> [The problem]
Show all the lines in the data below that include the word "Functions".
----- Given data
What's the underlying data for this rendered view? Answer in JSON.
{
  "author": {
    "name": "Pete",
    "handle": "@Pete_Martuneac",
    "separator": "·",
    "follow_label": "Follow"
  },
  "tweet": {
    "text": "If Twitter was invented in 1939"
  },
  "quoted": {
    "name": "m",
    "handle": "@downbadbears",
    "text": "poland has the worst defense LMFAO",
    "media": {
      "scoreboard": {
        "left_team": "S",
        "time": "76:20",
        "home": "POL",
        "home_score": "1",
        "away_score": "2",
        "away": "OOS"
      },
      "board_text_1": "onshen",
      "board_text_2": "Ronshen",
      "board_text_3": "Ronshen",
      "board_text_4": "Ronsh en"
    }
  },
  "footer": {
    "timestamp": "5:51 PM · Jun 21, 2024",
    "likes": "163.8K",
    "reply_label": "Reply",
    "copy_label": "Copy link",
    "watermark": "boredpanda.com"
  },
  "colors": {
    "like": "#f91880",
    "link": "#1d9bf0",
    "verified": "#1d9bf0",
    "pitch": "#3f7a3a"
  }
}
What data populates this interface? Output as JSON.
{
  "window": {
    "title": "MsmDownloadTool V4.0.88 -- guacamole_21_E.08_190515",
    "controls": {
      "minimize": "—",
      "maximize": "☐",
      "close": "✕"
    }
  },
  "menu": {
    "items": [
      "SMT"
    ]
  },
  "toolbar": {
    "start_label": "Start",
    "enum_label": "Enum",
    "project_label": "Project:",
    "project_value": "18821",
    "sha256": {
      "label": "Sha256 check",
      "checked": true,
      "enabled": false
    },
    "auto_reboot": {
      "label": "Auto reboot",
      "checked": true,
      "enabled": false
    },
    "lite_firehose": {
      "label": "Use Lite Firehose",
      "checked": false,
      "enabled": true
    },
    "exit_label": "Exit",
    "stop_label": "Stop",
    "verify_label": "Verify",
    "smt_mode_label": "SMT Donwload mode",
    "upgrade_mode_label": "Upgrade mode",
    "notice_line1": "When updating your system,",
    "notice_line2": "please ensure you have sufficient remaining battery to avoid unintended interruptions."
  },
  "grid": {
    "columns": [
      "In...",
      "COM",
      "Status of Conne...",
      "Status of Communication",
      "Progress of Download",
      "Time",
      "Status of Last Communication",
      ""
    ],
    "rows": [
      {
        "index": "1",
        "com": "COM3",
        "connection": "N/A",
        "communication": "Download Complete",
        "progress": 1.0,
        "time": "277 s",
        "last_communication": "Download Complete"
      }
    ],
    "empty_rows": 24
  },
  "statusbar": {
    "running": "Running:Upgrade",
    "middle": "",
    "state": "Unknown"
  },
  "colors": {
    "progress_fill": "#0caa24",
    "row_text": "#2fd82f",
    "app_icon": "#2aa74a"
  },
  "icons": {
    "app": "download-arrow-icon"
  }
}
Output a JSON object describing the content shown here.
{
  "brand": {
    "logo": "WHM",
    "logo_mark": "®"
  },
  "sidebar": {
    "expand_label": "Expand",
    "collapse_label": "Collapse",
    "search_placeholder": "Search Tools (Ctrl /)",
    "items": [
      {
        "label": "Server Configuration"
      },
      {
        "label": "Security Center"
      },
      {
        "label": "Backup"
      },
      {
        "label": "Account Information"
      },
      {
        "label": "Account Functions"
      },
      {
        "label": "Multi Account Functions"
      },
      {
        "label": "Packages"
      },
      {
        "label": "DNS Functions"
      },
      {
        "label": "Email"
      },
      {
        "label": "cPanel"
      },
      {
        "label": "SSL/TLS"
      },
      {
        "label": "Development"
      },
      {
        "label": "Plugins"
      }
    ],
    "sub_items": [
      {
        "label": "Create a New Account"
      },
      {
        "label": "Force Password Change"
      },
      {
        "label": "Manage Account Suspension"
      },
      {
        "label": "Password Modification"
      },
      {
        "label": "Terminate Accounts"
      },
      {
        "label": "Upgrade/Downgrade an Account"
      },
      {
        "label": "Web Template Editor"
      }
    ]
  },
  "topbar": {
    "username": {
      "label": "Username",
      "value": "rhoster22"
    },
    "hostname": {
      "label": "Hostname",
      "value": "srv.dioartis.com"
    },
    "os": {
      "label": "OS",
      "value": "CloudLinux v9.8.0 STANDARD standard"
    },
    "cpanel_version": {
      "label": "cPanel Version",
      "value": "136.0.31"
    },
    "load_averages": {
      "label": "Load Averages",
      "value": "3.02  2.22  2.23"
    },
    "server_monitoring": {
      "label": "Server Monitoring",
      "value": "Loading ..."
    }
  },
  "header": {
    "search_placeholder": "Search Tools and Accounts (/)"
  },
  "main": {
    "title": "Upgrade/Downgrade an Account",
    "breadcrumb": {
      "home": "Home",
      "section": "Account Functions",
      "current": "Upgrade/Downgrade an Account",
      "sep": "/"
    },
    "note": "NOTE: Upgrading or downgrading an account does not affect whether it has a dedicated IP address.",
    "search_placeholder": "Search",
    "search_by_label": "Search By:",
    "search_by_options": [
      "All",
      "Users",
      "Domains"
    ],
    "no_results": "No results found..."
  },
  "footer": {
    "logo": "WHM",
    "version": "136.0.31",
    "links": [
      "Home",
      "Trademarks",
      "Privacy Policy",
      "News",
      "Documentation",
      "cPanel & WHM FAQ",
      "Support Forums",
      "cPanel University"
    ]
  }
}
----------
> [Result below]
        "label": "Account Functions"
        "label": "Multi Account Functions"
        "label": "DNS Functions"
      "section": "Account Functions",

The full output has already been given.